There's nothing quite like the moment at a wedding when the bride is walking down the aisle and the groom anxiously awaits her arrival at the altar. Usually, the groom isn't craning his neck to see his future wife, but that's exactly what happened for one Australian couple as a number of guests stepped into the aisle to snap photos on their cell phones. The actual photographer, Thomas Stewart, was so upset by this he took to his Facebook page to urge people to make their special day unplugged.
"Right, I've had enough. I want to talk to you all about guests using mobile phones/cameras at weddings. I want to plead with you, and I'm going to make this very simple: brides and grooms, please have a completely unplugged wedding ceremony," he wrote in the post. "Look at this photo. This groom had to lean out past the aisle just to see his bride approaching. Why? Because guests with their phones were in the aisle and in his way. This sucks."

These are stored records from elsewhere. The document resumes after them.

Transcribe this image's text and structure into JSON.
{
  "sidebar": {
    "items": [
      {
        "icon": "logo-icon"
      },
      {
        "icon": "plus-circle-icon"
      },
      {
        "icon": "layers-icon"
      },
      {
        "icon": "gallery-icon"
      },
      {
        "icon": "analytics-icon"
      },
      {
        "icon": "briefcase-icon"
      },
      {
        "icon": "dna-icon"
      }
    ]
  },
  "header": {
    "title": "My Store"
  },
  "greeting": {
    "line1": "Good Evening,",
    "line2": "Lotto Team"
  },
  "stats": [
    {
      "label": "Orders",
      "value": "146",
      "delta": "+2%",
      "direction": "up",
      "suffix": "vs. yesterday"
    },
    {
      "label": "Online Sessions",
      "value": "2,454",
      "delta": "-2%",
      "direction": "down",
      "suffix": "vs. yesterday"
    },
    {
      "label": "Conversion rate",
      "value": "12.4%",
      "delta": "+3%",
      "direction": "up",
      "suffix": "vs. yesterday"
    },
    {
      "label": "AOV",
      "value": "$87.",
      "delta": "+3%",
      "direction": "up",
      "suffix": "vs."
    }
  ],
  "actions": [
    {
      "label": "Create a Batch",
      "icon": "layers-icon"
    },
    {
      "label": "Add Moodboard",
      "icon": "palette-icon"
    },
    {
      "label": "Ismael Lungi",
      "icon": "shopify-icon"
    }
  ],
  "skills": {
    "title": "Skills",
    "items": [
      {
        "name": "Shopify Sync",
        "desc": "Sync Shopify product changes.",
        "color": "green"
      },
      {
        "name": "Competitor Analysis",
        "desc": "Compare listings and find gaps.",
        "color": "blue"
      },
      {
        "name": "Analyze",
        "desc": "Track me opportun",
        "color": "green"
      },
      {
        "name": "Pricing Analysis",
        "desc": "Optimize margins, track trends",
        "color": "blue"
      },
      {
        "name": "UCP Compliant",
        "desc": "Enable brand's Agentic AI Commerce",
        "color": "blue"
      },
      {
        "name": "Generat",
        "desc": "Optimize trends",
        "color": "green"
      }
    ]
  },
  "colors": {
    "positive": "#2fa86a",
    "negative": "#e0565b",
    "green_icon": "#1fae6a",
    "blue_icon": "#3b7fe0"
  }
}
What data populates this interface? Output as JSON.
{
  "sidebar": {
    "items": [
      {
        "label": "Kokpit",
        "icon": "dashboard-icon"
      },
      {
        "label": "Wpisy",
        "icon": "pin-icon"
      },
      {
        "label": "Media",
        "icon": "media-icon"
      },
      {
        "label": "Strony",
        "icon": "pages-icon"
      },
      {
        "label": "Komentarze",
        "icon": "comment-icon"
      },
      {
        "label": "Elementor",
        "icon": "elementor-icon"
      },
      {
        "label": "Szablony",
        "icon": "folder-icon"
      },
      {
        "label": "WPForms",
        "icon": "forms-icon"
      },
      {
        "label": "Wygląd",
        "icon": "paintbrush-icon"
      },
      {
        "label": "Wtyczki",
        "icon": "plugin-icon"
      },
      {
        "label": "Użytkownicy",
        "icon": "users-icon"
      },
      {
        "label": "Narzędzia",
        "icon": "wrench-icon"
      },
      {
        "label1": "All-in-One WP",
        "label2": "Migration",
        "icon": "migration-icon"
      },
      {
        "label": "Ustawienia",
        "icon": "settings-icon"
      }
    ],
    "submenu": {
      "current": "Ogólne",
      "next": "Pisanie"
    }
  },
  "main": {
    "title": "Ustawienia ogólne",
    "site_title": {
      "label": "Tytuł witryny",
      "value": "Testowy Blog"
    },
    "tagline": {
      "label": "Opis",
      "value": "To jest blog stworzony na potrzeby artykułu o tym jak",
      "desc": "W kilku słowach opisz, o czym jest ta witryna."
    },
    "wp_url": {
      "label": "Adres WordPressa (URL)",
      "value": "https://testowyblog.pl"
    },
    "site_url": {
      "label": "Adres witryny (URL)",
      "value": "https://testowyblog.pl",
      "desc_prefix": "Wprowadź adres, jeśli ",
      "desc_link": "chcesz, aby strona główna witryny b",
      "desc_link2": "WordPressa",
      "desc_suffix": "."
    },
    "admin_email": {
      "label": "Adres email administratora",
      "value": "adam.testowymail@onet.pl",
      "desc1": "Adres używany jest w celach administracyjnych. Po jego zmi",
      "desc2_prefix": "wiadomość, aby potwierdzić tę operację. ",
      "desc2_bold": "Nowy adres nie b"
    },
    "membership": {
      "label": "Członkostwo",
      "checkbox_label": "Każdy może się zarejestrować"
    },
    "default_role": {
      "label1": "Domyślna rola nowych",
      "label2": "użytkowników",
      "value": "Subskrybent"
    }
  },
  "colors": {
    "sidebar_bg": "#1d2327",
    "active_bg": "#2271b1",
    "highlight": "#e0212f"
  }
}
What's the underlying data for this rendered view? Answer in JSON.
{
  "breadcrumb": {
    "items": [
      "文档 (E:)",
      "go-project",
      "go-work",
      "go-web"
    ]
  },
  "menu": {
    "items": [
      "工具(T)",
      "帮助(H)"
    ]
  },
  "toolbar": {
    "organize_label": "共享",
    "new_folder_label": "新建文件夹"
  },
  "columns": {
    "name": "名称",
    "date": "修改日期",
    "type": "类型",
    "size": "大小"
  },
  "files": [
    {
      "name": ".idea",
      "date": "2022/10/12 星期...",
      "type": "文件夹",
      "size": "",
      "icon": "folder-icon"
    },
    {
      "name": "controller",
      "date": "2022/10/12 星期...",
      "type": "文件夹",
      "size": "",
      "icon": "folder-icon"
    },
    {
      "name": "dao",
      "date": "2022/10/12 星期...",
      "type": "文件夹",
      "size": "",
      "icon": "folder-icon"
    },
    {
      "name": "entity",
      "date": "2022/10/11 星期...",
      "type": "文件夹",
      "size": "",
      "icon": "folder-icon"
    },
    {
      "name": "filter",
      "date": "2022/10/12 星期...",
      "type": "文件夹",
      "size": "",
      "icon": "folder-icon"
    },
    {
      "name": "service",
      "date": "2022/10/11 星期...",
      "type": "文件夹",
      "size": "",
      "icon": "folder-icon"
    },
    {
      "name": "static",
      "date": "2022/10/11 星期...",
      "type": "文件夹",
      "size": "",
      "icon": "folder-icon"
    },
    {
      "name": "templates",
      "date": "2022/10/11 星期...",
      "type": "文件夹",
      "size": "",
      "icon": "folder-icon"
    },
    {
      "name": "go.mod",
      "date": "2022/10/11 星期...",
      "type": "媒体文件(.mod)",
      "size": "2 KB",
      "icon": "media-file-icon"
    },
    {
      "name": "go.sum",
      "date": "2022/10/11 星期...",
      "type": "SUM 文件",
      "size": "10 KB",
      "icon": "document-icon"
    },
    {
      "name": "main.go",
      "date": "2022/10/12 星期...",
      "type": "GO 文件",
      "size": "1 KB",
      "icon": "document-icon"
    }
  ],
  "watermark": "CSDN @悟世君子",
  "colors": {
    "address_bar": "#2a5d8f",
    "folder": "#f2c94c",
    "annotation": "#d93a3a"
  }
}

While the topic of technology making us more disconnected is not a new one, Stewart captured its very essence in a single photo of what's supposed to be a very intimate moment. "I wanted to highlight the negative effect technology can have on our photos," he told TODAY. "It's become a bad trend and is now seriously interfering with my ability to do my job. I hope that brides and grooms will at least consider an unplugged ceremony, or at least become aware of what might happen if they do allow their guests to take photos during their ceremony."
Clearly striking a chord with a lot of people, the post has been liked over 100,000 times and shared over 70,000 times. "I posted this picture to show my future brides and grooms what can happen if guests aren't asked to put all technology down during wedding ceremonies," Stewart added.
This push for unplugged weddings has even sparked some new business ventures where people are creating crafty signs to post at the ceremony asking to turn off their cell phones. Etsy and Pinterest pages are filled with signs that read something like, "We invite you to be fully present with us during our ceremony. Please turn off all mobile phones."
And Stewart isn't the only photographer noticing the negative effect cell phones are having at weddings. "I think cell phone culture has changed so much in the past couple of years, and most of us are guilty of having our phones in our hands whenever it is humanly possible, especially if there is a 'Kodak' moment," wedding photographer Jennifer Bobe told TODAY. "The problem with this new social norm is that we end up missing out on the actual human experience."